Milk output running close to two years ahead of Food Harvest 2020 targets
Massive growth in the dairy sector has been recorded since the end of the quota regime in 2015.
Industry sources expect total milk output to top seven billion litres this year, which is 500 million litres shy of the 50pc growth target set in Food Harvest 2020.
Indeed, it is expected that the 7.5bn-litre output goal set in the Food Harvest plan could now be reached in 2018, or 2019 at the latest.
The bulk of the growth in the dairy sector to date has come from existing players. This is borne out in the statistics quoted in the Teagasc’s ‘People in Dairy Project’ which found that the average herd size has grown from 54 to 76 cows since 2005.
Indeed, there are 327,000 additional dairy cows since 2010, with the national herd now exceeding 1.35 million. And, close to half of these cows are in herds of 100 animals or more.
However, internal growth has been supplemented by an increasing number of new entrants. A recent survey published in the farming press put the number of new entrants since quotas were abolished at 600.
The majority of new entrants have been in traditional dairy farming areas such as Munster and south Leinster, and involved primarily drystock farmers switching into dairying.
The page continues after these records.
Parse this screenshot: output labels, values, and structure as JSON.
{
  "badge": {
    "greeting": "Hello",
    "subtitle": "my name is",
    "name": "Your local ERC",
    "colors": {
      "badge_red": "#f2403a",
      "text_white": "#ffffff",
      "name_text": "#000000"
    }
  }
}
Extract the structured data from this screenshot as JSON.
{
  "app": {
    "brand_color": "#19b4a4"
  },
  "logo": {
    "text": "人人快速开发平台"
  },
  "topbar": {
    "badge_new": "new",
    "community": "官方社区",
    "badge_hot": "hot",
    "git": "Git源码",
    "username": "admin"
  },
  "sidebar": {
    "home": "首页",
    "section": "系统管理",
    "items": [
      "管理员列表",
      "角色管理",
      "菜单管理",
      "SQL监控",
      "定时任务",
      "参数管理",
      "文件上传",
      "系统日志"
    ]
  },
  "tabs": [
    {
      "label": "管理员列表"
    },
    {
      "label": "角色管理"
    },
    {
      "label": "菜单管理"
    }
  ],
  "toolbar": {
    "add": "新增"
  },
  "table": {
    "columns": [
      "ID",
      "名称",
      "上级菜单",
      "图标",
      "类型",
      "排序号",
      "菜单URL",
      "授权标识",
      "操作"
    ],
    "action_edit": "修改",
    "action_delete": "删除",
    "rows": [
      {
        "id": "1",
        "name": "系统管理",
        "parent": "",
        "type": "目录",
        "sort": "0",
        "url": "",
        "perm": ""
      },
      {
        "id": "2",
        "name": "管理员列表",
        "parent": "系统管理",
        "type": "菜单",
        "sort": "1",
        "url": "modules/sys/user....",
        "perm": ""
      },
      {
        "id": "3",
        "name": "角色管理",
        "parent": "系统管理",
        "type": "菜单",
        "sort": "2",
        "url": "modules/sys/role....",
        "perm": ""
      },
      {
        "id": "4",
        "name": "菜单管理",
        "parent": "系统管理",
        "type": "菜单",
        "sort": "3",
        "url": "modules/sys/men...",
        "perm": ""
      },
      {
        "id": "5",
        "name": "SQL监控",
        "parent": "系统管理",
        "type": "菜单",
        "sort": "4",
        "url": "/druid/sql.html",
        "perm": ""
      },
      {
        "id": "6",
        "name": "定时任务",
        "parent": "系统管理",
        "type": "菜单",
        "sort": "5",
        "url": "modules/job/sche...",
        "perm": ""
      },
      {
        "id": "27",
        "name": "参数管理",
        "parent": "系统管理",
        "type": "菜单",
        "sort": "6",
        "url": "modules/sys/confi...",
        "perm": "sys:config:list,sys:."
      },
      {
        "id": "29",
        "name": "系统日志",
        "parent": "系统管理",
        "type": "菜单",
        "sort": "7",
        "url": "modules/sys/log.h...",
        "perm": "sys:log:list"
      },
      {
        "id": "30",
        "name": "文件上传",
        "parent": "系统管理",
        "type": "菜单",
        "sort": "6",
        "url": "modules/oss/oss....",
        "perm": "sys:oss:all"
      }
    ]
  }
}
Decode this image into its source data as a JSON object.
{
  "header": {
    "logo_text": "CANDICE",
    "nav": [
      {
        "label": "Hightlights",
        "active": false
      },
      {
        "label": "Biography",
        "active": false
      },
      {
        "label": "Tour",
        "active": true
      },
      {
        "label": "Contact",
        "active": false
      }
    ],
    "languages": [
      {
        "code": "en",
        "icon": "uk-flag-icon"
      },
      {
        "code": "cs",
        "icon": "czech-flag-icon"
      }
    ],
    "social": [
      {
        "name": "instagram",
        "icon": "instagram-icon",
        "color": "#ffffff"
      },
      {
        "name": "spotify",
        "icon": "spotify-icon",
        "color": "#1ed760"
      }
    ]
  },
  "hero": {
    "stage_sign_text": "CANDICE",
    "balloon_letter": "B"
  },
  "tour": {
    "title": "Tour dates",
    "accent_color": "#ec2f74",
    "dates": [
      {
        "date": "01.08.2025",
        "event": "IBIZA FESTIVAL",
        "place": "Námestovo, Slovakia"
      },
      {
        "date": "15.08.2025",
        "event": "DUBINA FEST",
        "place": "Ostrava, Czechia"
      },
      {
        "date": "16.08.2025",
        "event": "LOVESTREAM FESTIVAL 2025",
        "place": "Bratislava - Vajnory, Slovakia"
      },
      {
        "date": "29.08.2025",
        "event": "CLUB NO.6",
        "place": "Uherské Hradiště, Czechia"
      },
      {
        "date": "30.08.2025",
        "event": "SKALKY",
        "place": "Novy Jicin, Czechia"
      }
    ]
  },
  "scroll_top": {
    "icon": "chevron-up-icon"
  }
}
But continuing income pressures among tillage farmers has prompted more interest in dairying from that sector. This trend was highlighted recently by the decision of the well-known Kehoe families from Wexford to move from cereals into milk. Further conversions are expected.